Definition - Organ Rejection
Understanding organ rejection
Transplantation remains a challenging area of medicine. Organs need to be kept functioning whilst being quickly transplanted from one person to another and the surgery itself is complex.
The success of transplanted organs is influenced by a number of different factors including the condition of the organ, the tissue match and the health and medical history of the recipient.
After surgery the challenges continue, as all transplanted organs are at risk of being rejected by the recipient’s body.
Around half of kidney transplant patients experience some rejection in the first few weeks after a transplant; this usually shows up as a change in blood results and can be treated effectively. However, one in 20 of these patients may lose their kidney during that time. Most kidneys that fail in the first year do so because of rejection (Source:UK National Kidney Federation).
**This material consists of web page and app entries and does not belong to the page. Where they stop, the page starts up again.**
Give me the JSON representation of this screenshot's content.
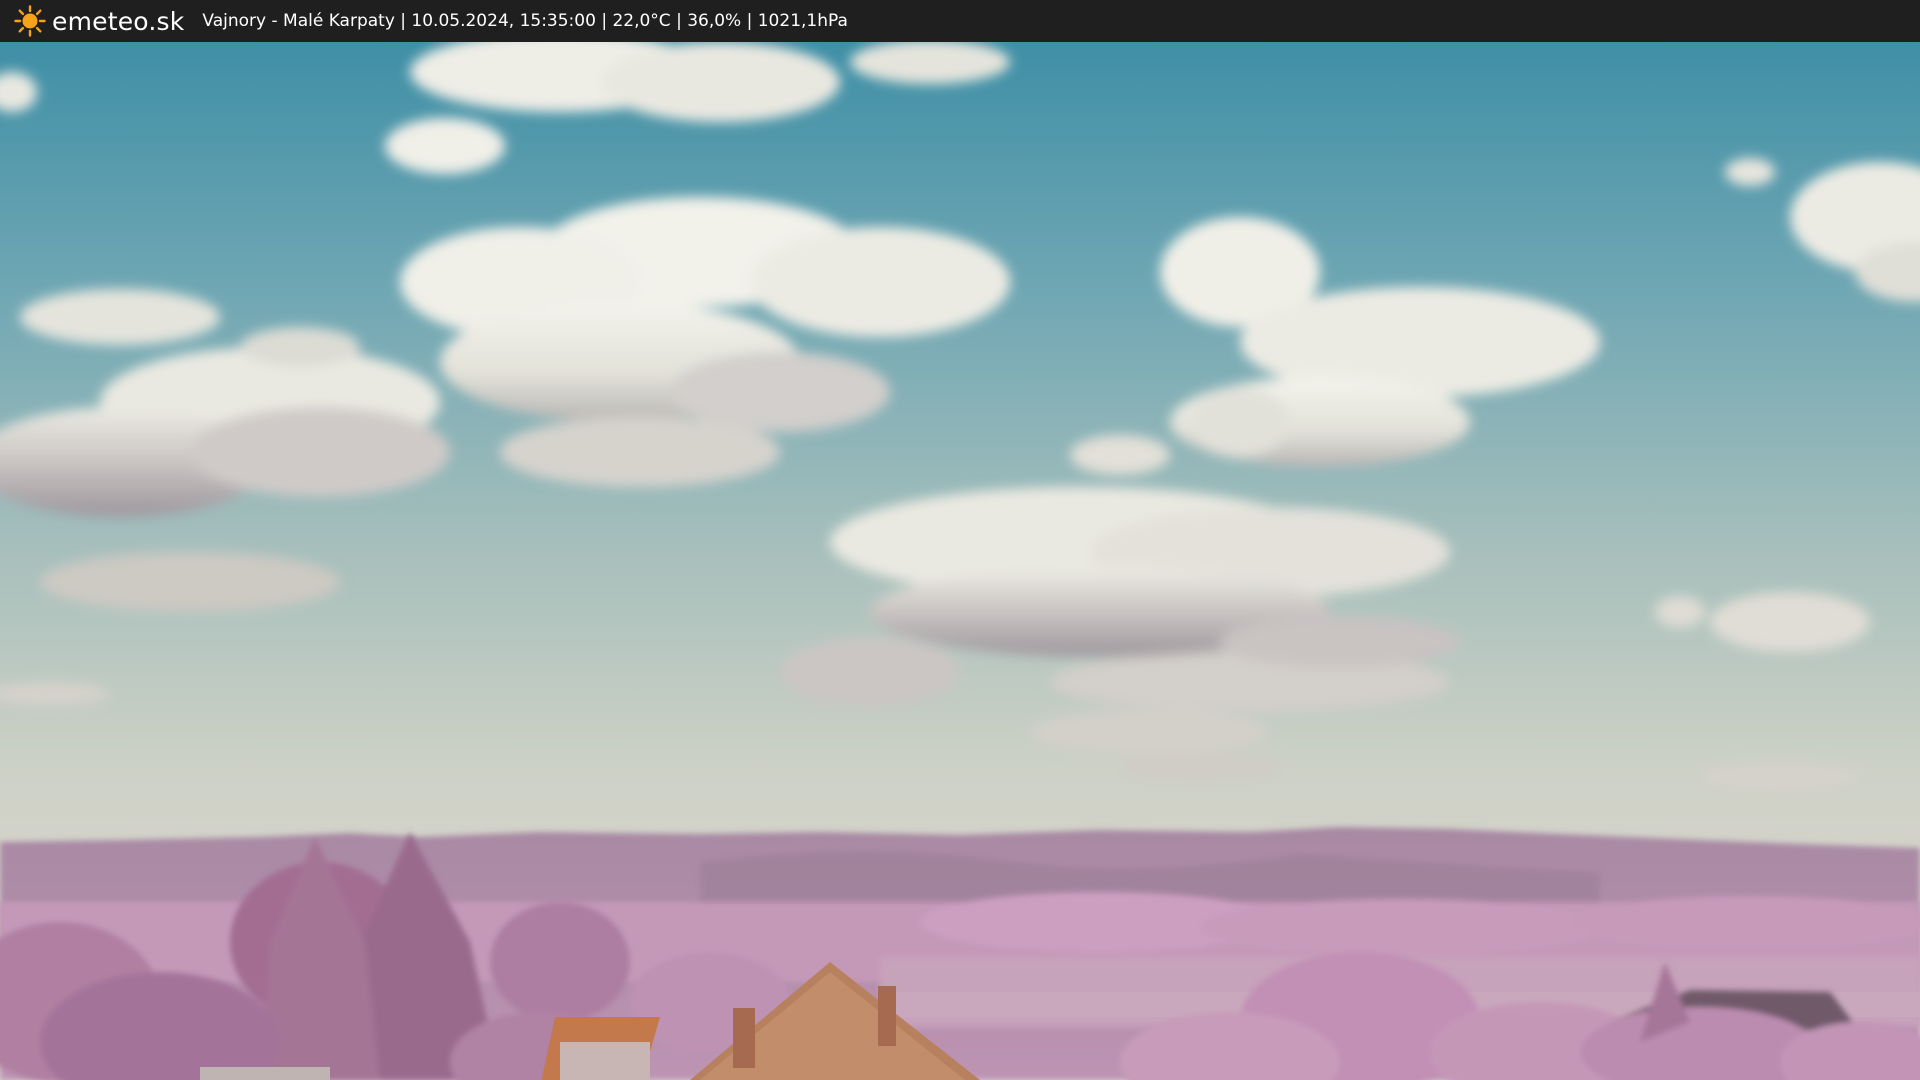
{
  "header": {
    "brand": "emeteo.sk",
    "logo_icon": "sun-icon",
    "caption": "Vajnory - Malé Karpaty | 10.05.2024, 15:35:00 | 22,0°C | 36,0% | 1021,1hPa"
  },
  "colors": {
    "bar_background": "#1f1f1f",
    "sun": "#f6a21a",
    "sky_top": "#3f8fa6",
    "sky_horizon": "#cfd2c8",
    "foliage": "#b98aa8",
    "roof": "#c47c4e"
  }
}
This rejection is the result of the highly sophisticated human immune system. When an organ is transplanted into the body, it is recognised as “foreign”. The immune system springs into action to attack this foreign item – potentially leading to the failure or rejection of the transplant.